Tax laws can change quickly, so you need an effective estate plan in place to help you protect your assets and secure your future. One such estate planning tool is the Spousal Lifetime Access Trust, or SLAT. How can you use a SLAT to guarantee your spouse access to assets while keeping them out of your taxable estate?
A Spousal Lifetime Access Trust (SLAT) is an irrevocable trust that provides payouts to the beneficiary spouse while excluding the trust’s assets from the grantor spouse’s gross taxable estate. The trust can also eventually benefit a secondary recipient, usually your children.
“The benefit is that those assets are out of the individual’s estate, allowing them to take advantage of the increased estate tax exemption… while still retaining a degree of control over those assets via their spouse during their lifetime.”
SLATs can be a wise estate planning strategy to shield assets while transferring wealth to your spouse and children.
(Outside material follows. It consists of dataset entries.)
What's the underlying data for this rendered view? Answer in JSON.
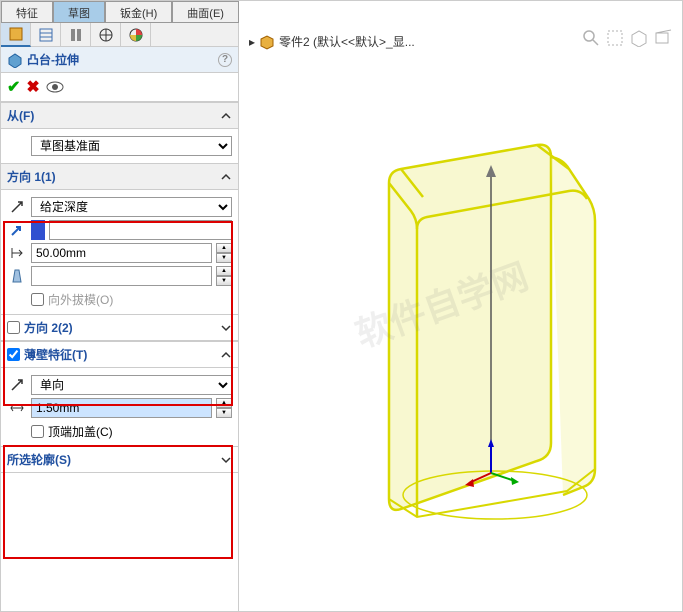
{
  "tabs": {
    "t0": "特征",
    "t1": "草图",
    "t2": "钣金(H)",
    "t3": "曲面(E)"
  },
  "feature": {
    "title": "凸台-拉伸"
  },
  "from": {
    "label": "从(F)",
    "option": "草图基准面"
  },
  "dir1": {
    "label": "方向 1(1)",
    "endcond": "给定深度",
    "blank": "",
    "depth": "50.00mm",
    "blank2": "",
    "draft_chk": "向外拔模(O)"
  },
  "dir2": {
    "label": "方向 2(2)"
  },
  "thin": {
    "label": "薄壁特征(T)",
    "type": "单向",
    "thickness": "1.50mm",
    "cap_chk": "顶端加盖(C)"
  },
  "contours": {
    "label": "所选轮廓(S)"
  },
  "breadcrumb": {
    "part": "零件2 (默认<<默认>_显..."
  }
}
However, because tax laws are fluid and are impacted by politics, you should consider this tool while the lifetime gift and estate tax exemption remains high. Under current federal tax laws, the Unified Tax Credit is currently $12.06 million per person, or $24.12 million for married couples, but is set to expire in 2025. If it does, the credit would revert to the pre-2018 level of approximately $6.6 million in 2026.
How could SLATs work in your California estate planning? Here is a basic explanation of how SLATS function.
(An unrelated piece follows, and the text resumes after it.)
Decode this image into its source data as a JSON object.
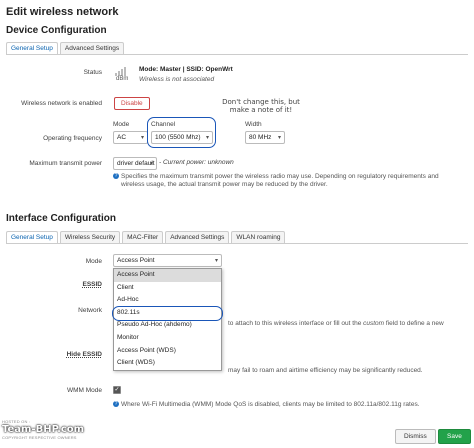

The donor spouse funds the SLAT trust. Possible sources of funding can include cash, life insurance, securities, real estate, or other similar assets. Because California is a community property state, any jointly held assets would need to be converted into separate property assets through a partition agreement. Assets transferred to the SLAT can avoid taxation when the donor spouse uses the Unified Tax Credit, up to the maximum credit amount currently at $24.12 million for married couples.
After the donor spouse funds the SLAT, the beneficiary spouse, as the primary SLAT beneficiary, can request distributions from the trust during their lifetime. This can be used to maintain their standard of living and other expenses. This also indirectly benefits the donor spouse, as long as they remain married to and living with the beneficiary spouse.
Upon the death of the beneficiary spouse, the SLAT is terminated and the remaining assets transfer to the named remainder beneficiaries, usually the children of the donor and beneficiary spouse.
Wealthy married couples may wish to each create a SLAT for the benefit of the other spouse, and thereby use both Unified Tax Credit exclusions. A California Estate Planning Attorney from The Law Offices of Alice A. Salvo can help you do this legally and avoid violating the IRS’ Reciprocal Trust Doctrine. This doctrine comes into effect if the IRS interprets your SLATs as being similar or related. This can happen if they are too similar in nature and in the source of assets used for funding. If your dual SLATs are judged to violate the Reciprocal Trust Doctrine, they can be voided and the assets counted in your taxable estate.
An experienced Estate Planning Attorney from Salvo Law can make sure the respective trusts are created and worded differently to avoid this possible complication. They can guide you to create and fund the trusts at different times, even different years, and include different terms for beneficiary distributions. Due to the complexities involved, you should consult with one of our Estate Planning Attorneys at length before creating dual Spousal Lifetime Access Trusts.
Our Estate Planning Attorneys at The Law Offices of Alice A. Salvo can clarify the estate planning process and explain more about Spousal Lifetime Access Trusts in a private consultation. Contact us in Woodland Hills, CA and let us help you make sure your future is secure.